jagger “toothed chisel” – is clearly connected.
Dag is now obsolete, except in some English and Australian dialects where it refers to wool clotted with dung (and thus hanging down) on a sheep’s backside. Jag however persisted, for a time coming to mean any dangling clothing-accessory. Walter Scott sometimes used the word to refer to a pouch or saddleba.
But the relationship to cutting/ impaling/jabbing also developed, and in Scots this meaning has now become primary, both as a noun and a verb.

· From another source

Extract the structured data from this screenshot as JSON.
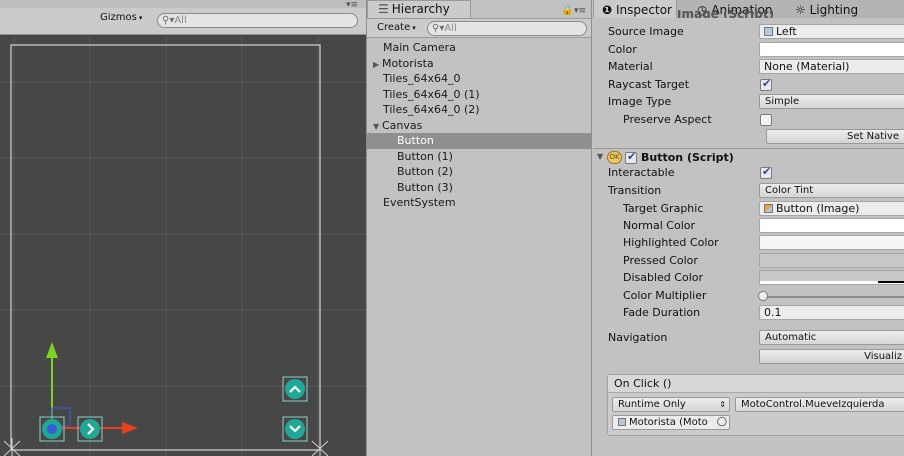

Scott again, in The Heart of Midlothian (1818), offers a metaphorical example: “Affliction may gie him a jagg, and let the wind out o’ him”. The writer Allan Cunningham was doubtless thinking of such phraseology when he used the word in his long-forgotten romance Lord Roldan (1836): “‘What’s the sting of a nettle and the jag of a thorn to the scorching of eternal fire?” And of course you now know how mighty Partick Thistle acquired its nickname: ‘The Jags’.